→ Action item: Each line of the data below holding the word "Liberia" must be copied.

*** Block opens ***

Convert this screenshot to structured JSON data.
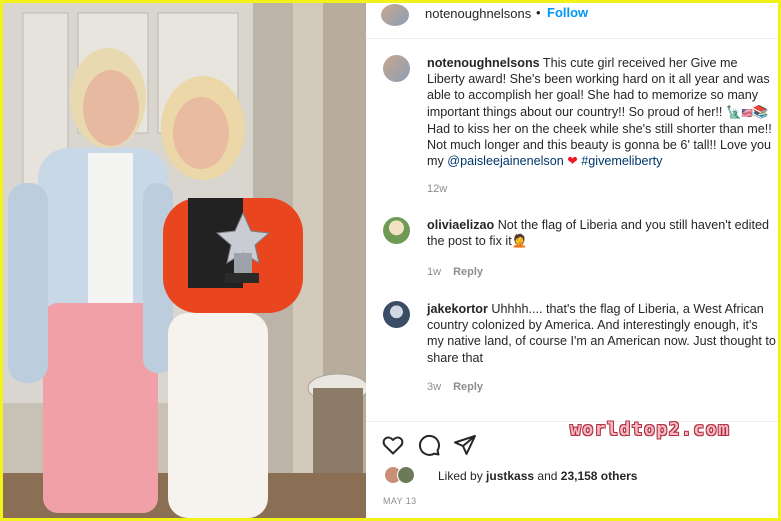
{
  "header": {
    "username": "notenoughnelsons",
    "separator": "•",
    "follow_label": "Follow"
  },
  "caption": {
    "username": "notenoughnelsons",
    "text_1": "This cute girl received her Give me Liberty award! She's been working hard on it all year and was able to accomplish her goal! She had to memorize so many important things about our country!! So proud of her!! ",
    "emoji_1": "🗽",
    "emoji_2": "🇱🇷",
    "emoji_3": "📚",
    "text_2": "Had to kiss her on the cheek while she's still shorter than me!! Not much longer and this beauty is gonna be 6' tall!! Love you my ",
    "mention": "@paisleejainenelson",
    "heart": "❤",
    "hashtag": "#givemeliberty",
    "time": "12w"
  },
  "comments": [
    {
      "username": "oliviaelizao",
      "text": "Not the flag of Liberia and you still haven't edited the post to fix it",
      "emoji": "🤦",
      "time": "1w",
      "reply_label": "Reply"
    },
    {
      "username": "jakekortor",
      "text": "Uhhhh.... that's the flag of Liberia, a West African country colonized by America. And interestingly enough, it's my native land, of course I'm an American now. Just thought to share that",
      "time": "3w",
      "reply_label": "Reply"
    }
  ],
  "actions": {
    "like_icon": "heart-outline-icon",
    "comment_icon": "comment-bubble-icon",
    "share_icon": "paper-plane-icon"
  },
  "likes": {
    "prefix": "Liked by ",
    "user": "justkass",
    "middle": " and ",
    "count": "23,158 others"
  },
  "date": "MAY 13",
  "watermark": "worldtop2.com",
  "colors": {
    "follow": "#0095f6",
    "border": "#f2f21a",
    "secondary_text": "#8e8e8e",
    "link": "#00376b"
  }
}
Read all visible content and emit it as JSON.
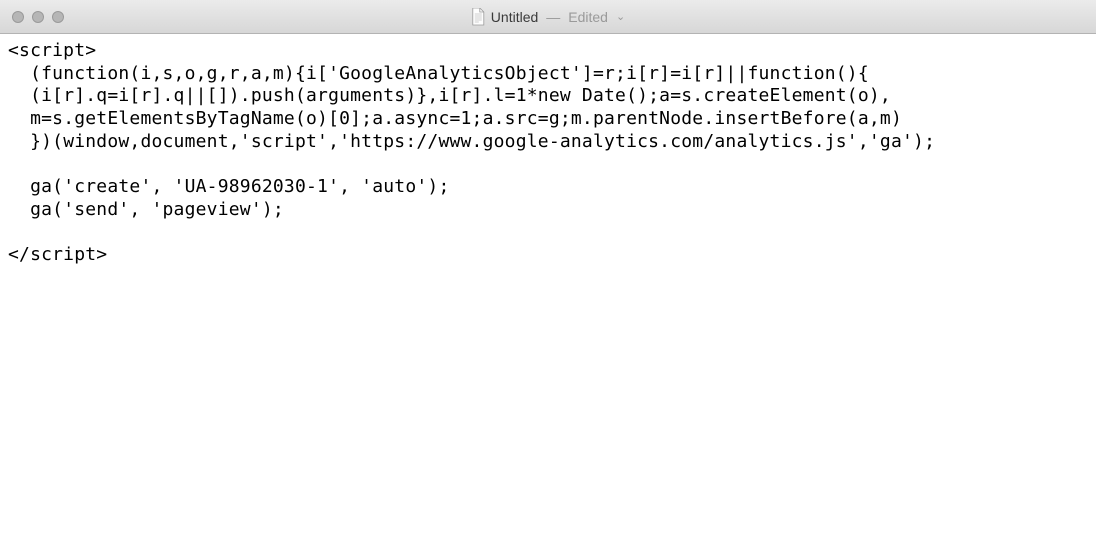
{
  "window": {
    "title_name": "Untitled",
    "title_dash": "—",
    "title_edited": "Edited"
  },
  "editor": {
    "content": "<script>\n  (function(i,s,o,g,r,a,m){i['GoogleAnalyticsObject']=r;i[r]=i[r]||function(){\n  (i[r].q=i[r].q||[]).push(arguments)},i[r].l=1*new Date();a=s.createElement(o),\n  m=s.getElementsByTagName(o)[0];a.async=1;a.src=g;m.parentNode.insertBefore(a,m)\n  })(window,document,'script','https://www.google-analytics.com/analytics.js','ga');\n\n  ga('create', 'UA-98962030-1', 'auto');\n  ga('send', 'pageview');\n\n</script>"
  }
}
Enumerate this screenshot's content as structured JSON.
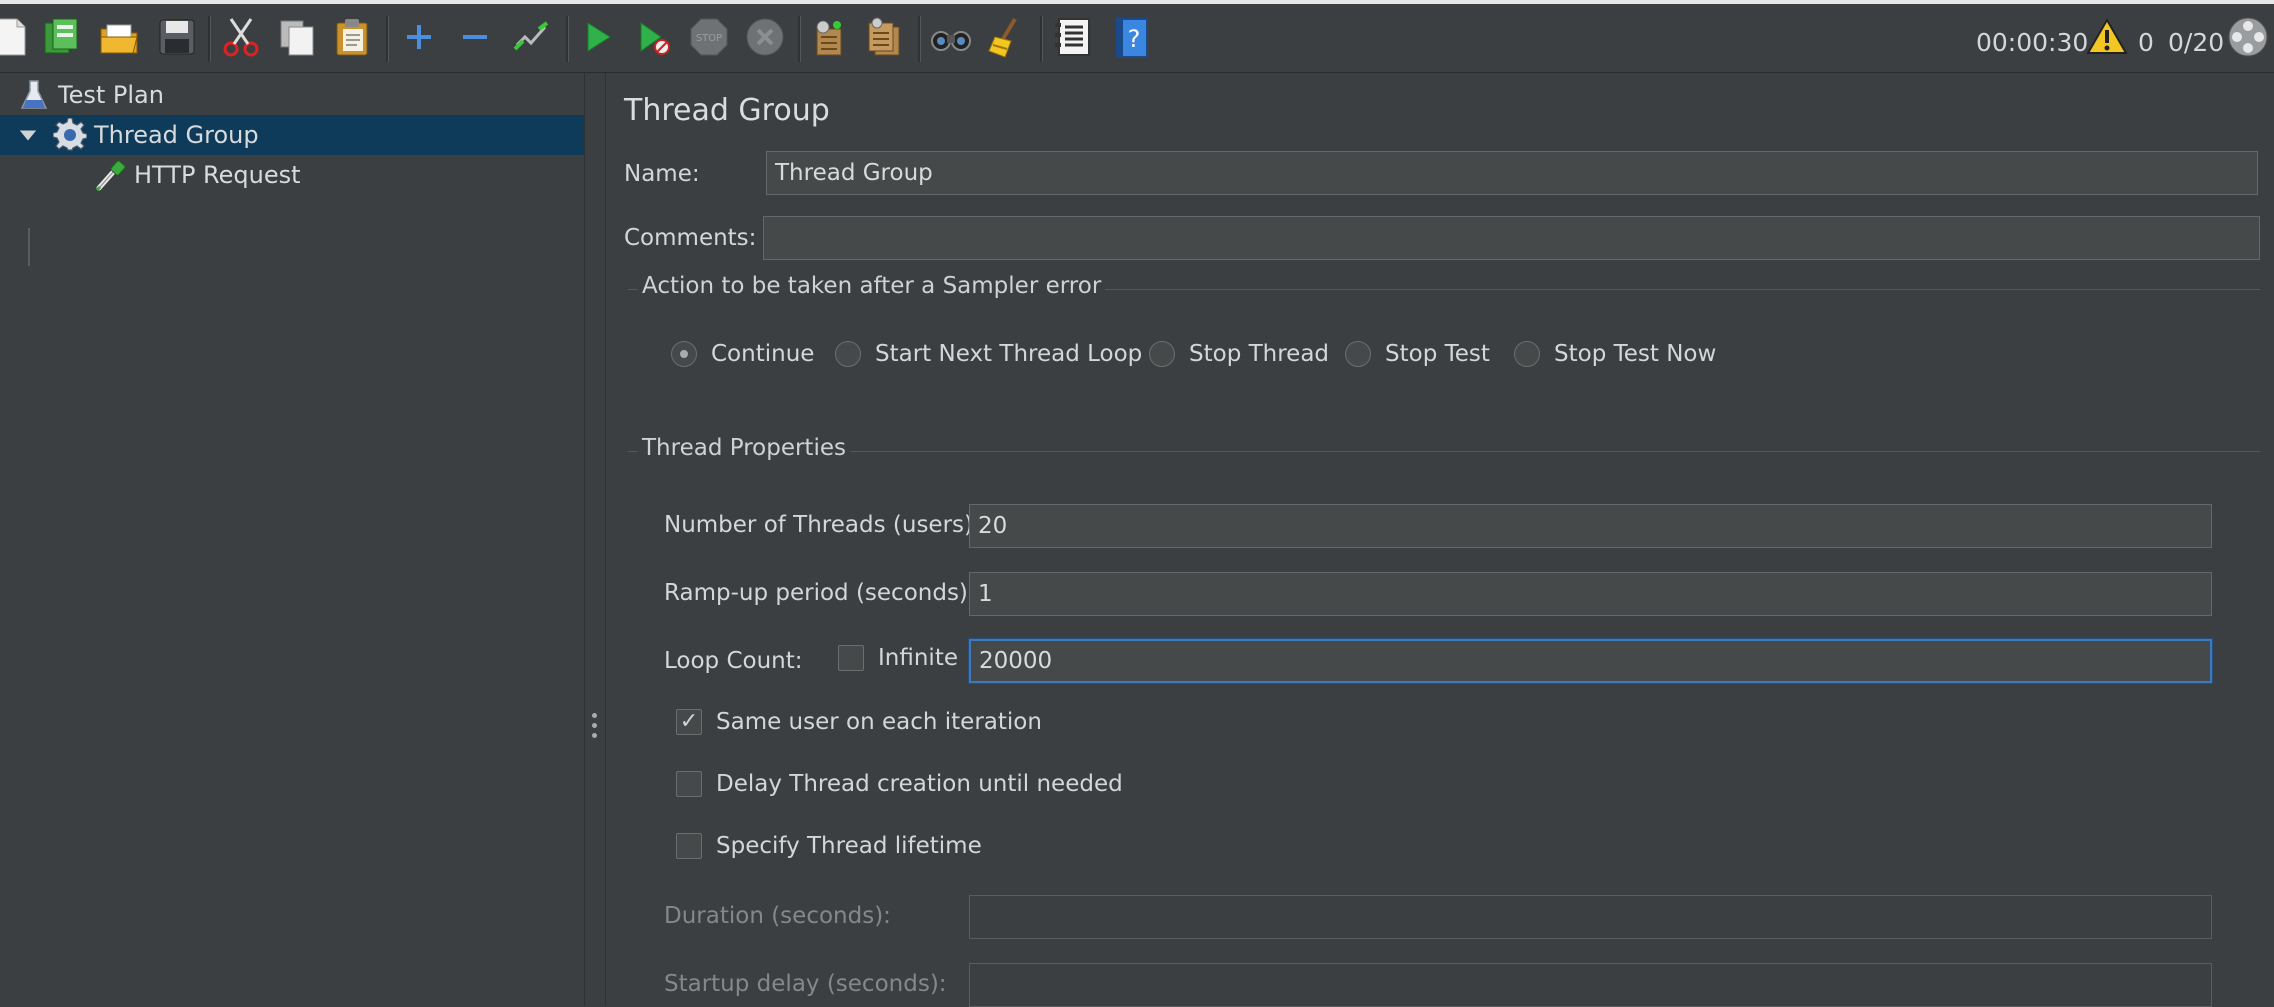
{
  "toolbar": {
    "buttons": [
      {
        "name": "new-icon"
      },
      {
        "name": "templates-icon"
      },
      {
        "name": "open-icon"
      },
      {
        "name": "save-icon"
      },
      {
        "name": "cut-icon"
      },
      {
        "name": "copy-icon"
      },
      {
        "name": "paste-icon"
      },
      {
        "name": "expand-icon"
      },
      {
        "name": "collapse-icon"
      },
      {
        "name": "toggle-icon"
      },
      {
        "name": "start-icon"
      },
      {
        "name": "start-no-pauses-icon"
      },
      {
        "name": "stop-icon"
      },
      {
        "name": "shutdown-icon"
      },
      {
        "name": "clear-icon"
      },
      {
        "name": "clear-all-icon"
      },
      {
        "name": "search-icon"
      },
      {
        "name": "reset-search-icon"
      },
      {
        "name": "function-helper-icon"
      },
      {
        "name": "help-icon"
      }
    ],
    "stop_label": "STOP",
    "help_label": "?",
    "elapsed_time": "00:00:30",
    "warning_count": "0",
    "active_threads": "0/20"
  },
  "tree": {
    "items": [
      {
        "label": "Test Plan",
        "icon": "test-plan-icon"
      },
      {
        "label": "Thread Group",
        "icon": "thread-group-gear-icon",
        "selected": true,
        "expanded": true
      },
      {
        "label": "HTTP Request",
        "icon": "http-request-pipette-icon"
      }
    ]
  },
  "form": {
    "title": "Thread Group",
    "name_label": "Name:",
    "name_value": "Thread Group",
    "comments_label": "Comments:",
    "comments_value": "",
    "sampler_error_section": "Action to be taken after a Sampler error",
    "sampler_error_options": [
      {
        "label": "Continue",
        "selected": true
      },
      {
        "label": "Start Next Thread Loop",
        "selected": false
      },
      {
        "label": "Stop Thread",
        "selected": false
      },
      {
        "label": "Stop Test",
        "selected": false
      },
      {
        "label": "Stop Test Now",
        "selected": false
      }
    ],
    "thread_properties_section": "Thread Properties",
    "threads_label": "Number of Threads (users):",
    "threads_value": "20",
    "rampup_label": "Ramp-up period (seconds):",
    "rampup_value": "1",
    "loop_label": "Loop Count:",
    "infinite_label": "Infinite",
    "infinite_checked": false,
    "loop_value": "20000",
    "same_user_label": "Same user on each iteration",
    "same_user_checked": true,
    "delay_label": "Delay Thread creation until needed",
    "delay_checked": false,
    "lifetime_label": "Specify Thread lifetime",
    "lifetime_checked": false,
    "duration_label": "Duration (seconds):",
    "duration_value": "",
    "startup_delay_label": "Startup delay (seconds):",
    "startup_delay_value": ""
  },
  "colors": {
    "background": "#3c3f41",
    "selection": "#0f3b5b",
    "focus_border": "#3f79bd",
    "start_green": "#2fb24a",
    "warning_yellow": "#f3c623"
  }
}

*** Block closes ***

→ The answer:
      "text": "Not the flag of Liberia and you still haven't edited the post to fix it",
      "text": "Uhhhh.... that's the flag of Liberia, a West African country colonized by America. And interestingly enough, it's my native land, of course I'm an American now. Just thought to share that",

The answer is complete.